DYFS received another referral in February 2008. A school guidance counselor reported that Paul, who was then seven years old, told her he liked to drink rum and beer and that his father either gave him shots of rum or left it around the house. When interviewed by the DYFS caseworker, Paul denied that his father offered him alcohol but said he sneaked sips of beer and whiskey when his father was not looking. Robert denied giving Paul alcohol aside from small sips on special occasions but admitted that Paul sometimes stole alcohol from him.
In late March 2008, the family began an in-home crisis intervention and family education program with Family Preservation Services (FPS). Although inconsistent in response to inquiries about domestic violence, Rose confirmed the suspicions of various workers associated with the case, corroborating Paul's allegations of physical domestic violence. Specifically, Rose disclosed in April 2008 that Robert had choked her in front of the children on two separate occasions, in February and March, resulting in another referral to DYFS.

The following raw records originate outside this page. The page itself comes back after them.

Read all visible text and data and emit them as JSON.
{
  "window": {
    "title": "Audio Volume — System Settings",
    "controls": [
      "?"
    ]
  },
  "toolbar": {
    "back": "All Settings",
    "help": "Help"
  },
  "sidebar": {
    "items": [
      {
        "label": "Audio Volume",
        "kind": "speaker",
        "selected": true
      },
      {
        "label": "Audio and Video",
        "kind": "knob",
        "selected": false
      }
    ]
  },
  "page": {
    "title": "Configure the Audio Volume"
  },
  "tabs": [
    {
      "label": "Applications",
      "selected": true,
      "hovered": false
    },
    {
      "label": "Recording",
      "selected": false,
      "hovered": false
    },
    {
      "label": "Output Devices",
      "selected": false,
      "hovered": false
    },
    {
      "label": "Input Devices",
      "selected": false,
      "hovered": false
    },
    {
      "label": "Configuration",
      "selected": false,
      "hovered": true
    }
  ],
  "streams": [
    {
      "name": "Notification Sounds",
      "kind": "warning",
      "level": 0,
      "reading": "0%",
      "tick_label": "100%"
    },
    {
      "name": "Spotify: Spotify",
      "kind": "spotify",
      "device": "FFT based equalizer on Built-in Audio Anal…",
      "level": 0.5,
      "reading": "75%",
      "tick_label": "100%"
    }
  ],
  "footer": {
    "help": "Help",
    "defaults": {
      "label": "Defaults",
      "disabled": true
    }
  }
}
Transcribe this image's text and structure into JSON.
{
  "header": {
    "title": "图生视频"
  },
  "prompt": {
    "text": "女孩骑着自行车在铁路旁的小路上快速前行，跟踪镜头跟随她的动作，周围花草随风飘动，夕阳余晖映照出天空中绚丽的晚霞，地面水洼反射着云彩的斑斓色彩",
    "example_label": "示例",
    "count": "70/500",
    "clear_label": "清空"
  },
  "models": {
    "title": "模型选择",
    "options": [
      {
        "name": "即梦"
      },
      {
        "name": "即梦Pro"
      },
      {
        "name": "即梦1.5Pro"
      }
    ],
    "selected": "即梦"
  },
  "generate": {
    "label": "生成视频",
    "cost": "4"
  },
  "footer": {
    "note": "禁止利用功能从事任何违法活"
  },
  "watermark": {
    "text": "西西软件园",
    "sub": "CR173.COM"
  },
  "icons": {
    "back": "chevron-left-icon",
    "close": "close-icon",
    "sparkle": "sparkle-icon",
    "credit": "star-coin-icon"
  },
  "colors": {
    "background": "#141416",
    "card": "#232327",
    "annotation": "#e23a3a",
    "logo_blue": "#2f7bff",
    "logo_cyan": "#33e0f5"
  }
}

When a Special Protective Response Unit worker went to the home with a police officer to investigate these allegations, Robert ordered Rose not to say anything to the worker and told the worker to leave, without interviewing the children. Robert became overtly hostile to further DYFS involvement. Although he initially agreed to have Alan evaluated after DYFS referred the family for psychological evaluations in March, Robert withdrew his consent, refused to allow caseworkers to speak to Paul or any of the family members' therapists and even threatened to use force to remove caseworkers from his home.
On April 18, 2008, DYFS filed an order to show cause and complaint for care and supervision pursuant to Title 9, N.J.S.A. 9:6-8.21 to -8.106, and Title 30, N.J.S.A. 30:4C-12. The court placed the children in the immediate care and supervision of DYFS and ordered defendants to appear on May 1 to show cause why they should not be required to cooperate with the Division and comply with services arranged for them. An order dated May 1, 2008 reflected that defendants consented to proceed with the psychological evaluations on May 22, and ordered them to cooperate with the Division. Nonetheless, Robert later told DYFS he would not submit to a substance abuse evaluation because it had not been ordered by the court.
On June 2, 2008, DYFS received a referral from the Roxbury Police Department, stating that Robert was arrested for driving while intoxicated while Paul was in the car with him. Following his arrest, he spoke of ...